• **WHAT YOU WILL DO**: Please copy out the lines in the entries that contain "likes".
PROVIDED RECORDS: Begin
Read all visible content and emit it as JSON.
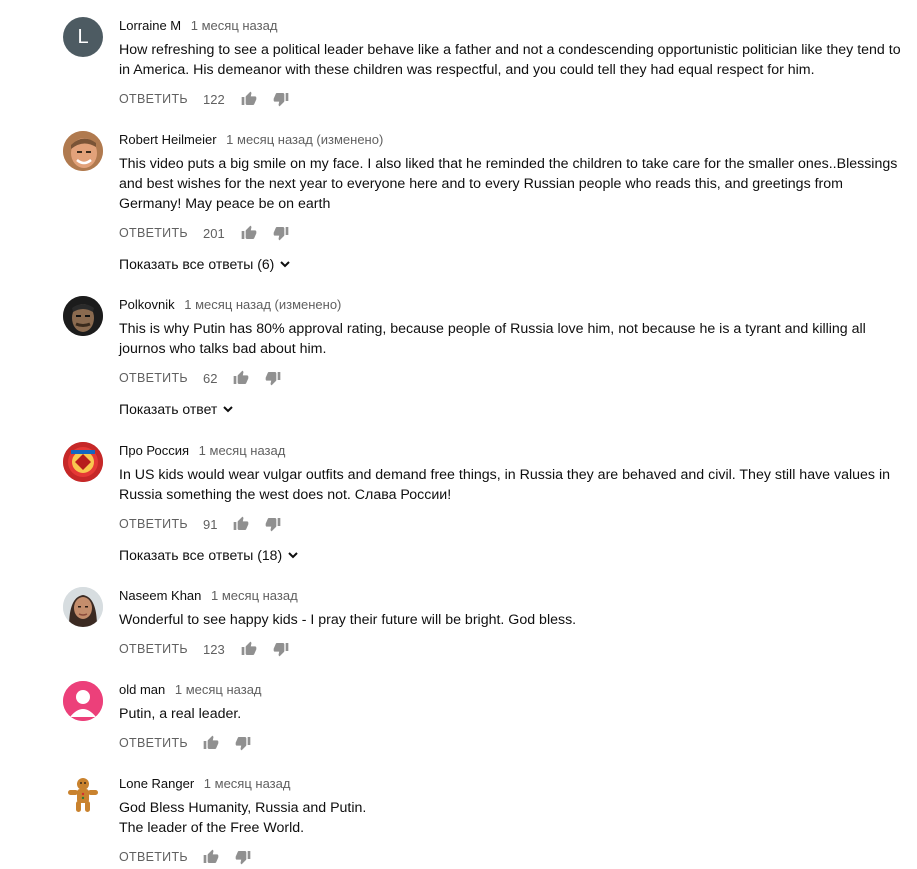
{
  "comments": [
    {
      "author": "Lorraine M",
      "time": "1 месяц назад",
      "text": "How refreshing to see a political leader behave like a father and not a condescending opportunistic politician like they tend to in America. His demeanor with these children was respectful, and you could tell they had equal respect for him.",
      "reply_label": "ОТВЕТИТЬ",
      "likes": "122",
      "avatar_letter": "L",
      "avatar_color": "#4d5b62"
    },
    {
      "author": "Robert Heilmeier",
      "time": "1 месяц назад (изменено)",
      "text": "This video puts a big smile on my face. I also liked that he reminded the children to take care for the smaller ones..Blessings and best wishes for the next year to everyone here and to every Russian people who reads this, and greetings from Germany! May peace be on earth",
      "reply_label": "ОТВЕТИТЬ",
      "likes": "201",
      "show_replies": "Показать все ответы (6)"
    },
    {
      "author": "Polkovnik",
      "time": "1 месяц назад (изменено)",
      "text": "This is why Putin has 80% approval rating, because people of Russia love him, not because he is a tyrant and killing all journos who talks bad about him.",
      "reply_label": "ОТВЕТИТЬ",
      "likes": "62",
      "show_replies": "Показать ответ"
    },
    {
      "author": "Про Россия",
      "time": "1 месяц назад",
      "text": "In US kids would wear vulgar outfits and demand free things, in Russia they are behaved and civil. They still have values in Russia something the west does not. Слава России!",
      "reply_label": "ОТВЕТИТЬ",
      "likes": "91",
      "show_replies": "Показать все ответы (18)"
    },
    {
      "author": "Naseem Khan",
      "time": "1 месяц назад",
      "text": "Wonderful to see happy kids - I pray their future will be bright.  God bless.",
      "reply_label": "ОТВЕТИТЬ",
      "likes": "123"
    },
    {
      "author": "old man",
      "time": "1 месяц назад",
      "text": "Putin, a real leader.",
      "reply_label": "ОТВЕТИТЬ",
      "likes": "",
      "avatar_color": "#ec407a"
    },
    {
      "author": "Lone Ranger",
      "time": "1 месяц назад",
      "text": "God Bless Humanity, Russia and Putin.\nThe leader of the Free World.",
      "reply_label": "ОТВЕТИТЬ",
      "likes": ""
    }
  ],
  "icons": {
    "like": "thumb-up-icon",
    "dislike": "thumb-down-icon",
    "expand": "chevron-down-icon"
  }
}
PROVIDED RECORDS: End
• **TASK RESULT**:
      "likes": "122",
      "likes": "201",
      "likes": "62",
      "likes": "91",
      "likes": "123"
      "likes": "",
      "likes": ""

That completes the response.